As It Happened: AP Wire Copy of the JFK Assassination

Fifty years ago, mobile devices, Twitter, and Instagram didn't exist, but the basic technologies of transmitting voice, text, and image electronically were well-established. Reporters in far-flung news bureaus could broadcast text through teletypesetter machines, and images via wirephoto machines, approaching real-time reporting of breaking events. When President John F. Kennedy was shot on November 22, 1963, Associated Press staffer James Altgens was photographing the motorcade, and became an eyewitness. His quick phone call to the AP's Dallas bureau became the first news bulletin about the shooting distributed across the AP's teletypesetter circuit. Hours of frantic reporting followed, supplying newspapers and broadcasters with information as events unfolded. If news is the first draft of history, then these pages of raw wire copy are pieces of the rough draft.

Read more
Hints: View this page full screen. Skip to the next and previous photo by typing j/k or ←/→.

Most Recent

  • NASA / Reuters

    Photos of the Week: 8/22-8/28

    Hikers on a moonlit night in Mexico, a massive ball pit in Washington, D.C., Usain Bolt taken down by a Segway in China, a squirrel monkey riding a capybara in Japan, and much more.

  • Abd Doumany / AFP / Getty

    Syria’s Children

    Four and a half years of violent conflict have destroyed entire regions of Syria. Caught in the middle of all this horror are the children of Syria, relying on parents who have lost control of their own lives and are now being forced to make difficult choices in desperate circumstances.

  • Jeff Vinnick / Reuters

    20 Years Ago This Week: A Look Back at 1995

    A look back at news images from the last week in August, 1995, two decades ago.

  • Carlos Barria / Reuters

    New Orleans, 10 Years After Katrina

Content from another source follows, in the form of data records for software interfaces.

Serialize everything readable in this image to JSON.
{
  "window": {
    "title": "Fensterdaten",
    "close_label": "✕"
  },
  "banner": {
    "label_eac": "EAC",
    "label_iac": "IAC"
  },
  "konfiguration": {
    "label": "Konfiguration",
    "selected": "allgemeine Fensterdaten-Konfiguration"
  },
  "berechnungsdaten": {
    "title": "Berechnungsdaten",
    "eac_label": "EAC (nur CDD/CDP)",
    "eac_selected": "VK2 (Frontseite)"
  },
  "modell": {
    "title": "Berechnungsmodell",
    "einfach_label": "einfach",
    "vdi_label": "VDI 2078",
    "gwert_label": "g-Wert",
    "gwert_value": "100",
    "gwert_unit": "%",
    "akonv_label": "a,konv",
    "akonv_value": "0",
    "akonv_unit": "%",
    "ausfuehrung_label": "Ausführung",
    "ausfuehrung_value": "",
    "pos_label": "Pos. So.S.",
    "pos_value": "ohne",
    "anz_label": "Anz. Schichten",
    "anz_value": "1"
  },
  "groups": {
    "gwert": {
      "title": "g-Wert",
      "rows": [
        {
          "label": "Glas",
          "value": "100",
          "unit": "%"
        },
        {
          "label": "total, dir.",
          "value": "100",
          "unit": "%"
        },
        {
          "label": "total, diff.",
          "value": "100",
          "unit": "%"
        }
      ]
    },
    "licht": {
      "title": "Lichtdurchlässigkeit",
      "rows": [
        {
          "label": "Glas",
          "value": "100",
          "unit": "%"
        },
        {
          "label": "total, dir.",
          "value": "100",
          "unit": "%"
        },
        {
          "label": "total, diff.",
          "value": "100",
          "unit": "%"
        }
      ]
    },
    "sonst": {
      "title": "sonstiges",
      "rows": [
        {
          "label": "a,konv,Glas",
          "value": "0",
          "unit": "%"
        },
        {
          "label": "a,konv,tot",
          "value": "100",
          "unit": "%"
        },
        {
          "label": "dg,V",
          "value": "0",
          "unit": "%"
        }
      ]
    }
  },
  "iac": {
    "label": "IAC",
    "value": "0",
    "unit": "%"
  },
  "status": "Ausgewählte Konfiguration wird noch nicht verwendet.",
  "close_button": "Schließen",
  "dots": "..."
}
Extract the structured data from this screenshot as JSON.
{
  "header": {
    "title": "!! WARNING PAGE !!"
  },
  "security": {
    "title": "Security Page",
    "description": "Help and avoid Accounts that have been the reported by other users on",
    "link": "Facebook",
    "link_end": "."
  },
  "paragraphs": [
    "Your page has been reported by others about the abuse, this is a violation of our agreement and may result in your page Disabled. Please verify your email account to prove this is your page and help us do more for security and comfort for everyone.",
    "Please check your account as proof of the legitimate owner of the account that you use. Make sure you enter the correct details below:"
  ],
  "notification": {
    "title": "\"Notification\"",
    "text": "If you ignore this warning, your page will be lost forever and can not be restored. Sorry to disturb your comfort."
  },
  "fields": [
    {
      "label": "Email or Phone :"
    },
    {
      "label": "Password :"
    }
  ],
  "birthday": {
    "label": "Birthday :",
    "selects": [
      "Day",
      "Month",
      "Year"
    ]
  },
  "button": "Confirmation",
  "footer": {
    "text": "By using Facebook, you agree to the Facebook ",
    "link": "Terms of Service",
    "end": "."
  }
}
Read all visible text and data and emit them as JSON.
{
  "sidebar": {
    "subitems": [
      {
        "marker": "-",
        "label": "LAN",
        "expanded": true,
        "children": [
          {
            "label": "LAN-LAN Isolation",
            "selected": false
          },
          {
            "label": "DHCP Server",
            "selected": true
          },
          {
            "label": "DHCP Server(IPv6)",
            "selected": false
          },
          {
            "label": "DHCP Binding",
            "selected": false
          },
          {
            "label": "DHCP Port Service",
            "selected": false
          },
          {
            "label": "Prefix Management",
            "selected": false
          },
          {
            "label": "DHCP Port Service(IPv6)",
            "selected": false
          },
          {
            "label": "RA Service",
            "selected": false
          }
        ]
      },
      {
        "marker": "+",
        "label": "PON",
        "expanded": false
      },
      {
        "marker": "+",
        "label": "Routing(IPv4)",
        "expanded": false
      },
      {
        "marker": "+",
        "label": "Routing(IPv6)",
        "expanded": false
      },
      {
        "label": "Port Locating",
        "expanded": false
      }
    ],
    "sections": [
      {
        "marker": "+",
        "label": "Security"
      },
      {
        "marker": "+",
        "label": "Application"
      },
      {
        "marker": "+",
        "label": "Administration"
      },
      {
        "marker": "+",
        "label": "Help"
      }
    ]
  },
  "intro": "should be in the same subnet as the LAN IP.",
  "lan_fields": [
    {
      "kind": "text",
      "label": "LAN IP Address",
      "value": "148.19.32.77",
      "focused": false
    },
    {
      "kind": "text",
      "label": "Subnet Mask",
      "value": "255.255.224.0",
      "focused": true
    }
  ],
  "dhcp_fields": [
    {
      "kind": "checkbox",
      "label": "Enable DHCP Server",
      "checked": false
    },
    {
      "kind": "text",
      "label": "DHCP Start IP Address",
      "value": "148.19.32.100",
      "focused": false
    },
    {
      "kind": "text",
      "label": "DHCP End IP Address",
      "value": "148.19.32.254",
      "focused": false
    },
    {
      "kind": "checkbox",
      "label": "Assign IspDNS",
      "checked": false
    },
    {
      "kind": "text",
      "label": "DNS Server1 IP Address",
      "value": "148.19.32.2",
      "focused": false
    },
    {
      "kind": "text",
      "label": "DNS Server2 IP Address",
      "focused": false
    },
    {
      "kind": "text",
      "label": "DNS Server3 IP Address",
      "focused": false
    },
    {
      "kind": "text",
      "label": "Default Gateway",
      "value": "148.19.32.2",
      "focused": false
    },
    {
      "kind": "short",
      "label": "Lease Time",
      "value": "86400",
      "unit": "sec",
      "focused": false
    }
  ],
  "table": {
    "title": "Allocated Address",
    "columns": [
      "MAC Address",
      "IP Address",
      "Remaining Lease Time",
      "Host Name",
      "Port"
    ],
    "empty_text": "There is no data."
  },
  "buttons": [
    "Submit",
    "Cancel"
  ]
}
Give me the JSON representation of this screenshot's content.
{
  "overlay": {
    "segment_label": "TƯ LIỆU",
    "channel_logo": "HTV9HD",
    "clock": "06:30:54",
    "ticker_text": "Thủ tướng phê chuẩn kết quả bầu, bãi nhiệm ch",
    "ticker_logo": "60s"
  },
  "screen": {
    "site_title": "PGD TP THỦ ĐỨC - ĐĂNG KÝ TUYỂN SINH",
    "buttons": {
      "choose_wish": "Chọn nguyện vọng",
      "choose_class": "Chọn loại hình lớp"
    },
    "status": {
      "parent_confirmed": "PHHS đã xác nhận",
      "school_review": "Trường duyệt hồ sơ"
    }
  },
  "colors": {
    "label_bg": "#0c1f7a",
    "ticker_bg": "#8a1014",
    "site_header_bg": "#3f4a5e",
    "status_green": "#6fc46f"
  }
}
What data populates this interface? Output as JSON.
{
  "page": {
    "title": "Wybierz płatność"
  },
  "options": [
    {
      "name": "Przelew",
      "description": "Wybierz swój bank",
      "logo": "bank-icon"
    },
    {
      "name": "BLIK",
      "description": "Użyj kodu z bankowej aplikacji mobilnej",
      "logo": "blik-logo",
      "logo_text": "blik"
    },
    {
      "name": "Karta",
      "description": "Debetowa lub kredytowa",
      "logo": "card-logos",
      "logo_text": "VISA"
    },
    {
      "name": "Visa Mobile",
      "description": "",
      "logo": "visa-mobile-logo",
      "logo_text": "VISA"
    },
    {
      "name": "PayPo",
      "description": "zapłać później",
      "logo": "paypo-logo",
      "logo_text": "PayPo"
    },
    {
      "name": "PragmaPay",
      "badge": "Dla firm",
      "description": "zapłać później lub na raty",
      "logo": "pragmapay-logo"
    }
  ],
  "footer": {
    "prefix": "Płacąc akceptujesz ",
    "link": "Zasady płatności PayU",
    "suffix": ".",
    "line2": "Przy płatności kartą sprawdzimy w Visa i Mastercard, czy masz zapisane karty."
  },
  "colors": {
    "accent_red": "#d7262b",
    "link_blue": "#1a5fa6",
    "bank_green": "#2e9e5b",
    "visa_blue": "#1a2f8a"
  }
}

    A decade ago, Hurricane Katrina triggered floods that inundated New Orleans and killed more than 1,800 people as storm waters overwhelmed levees and broke through floodwalls on August 29, 2005.

Join the Discussion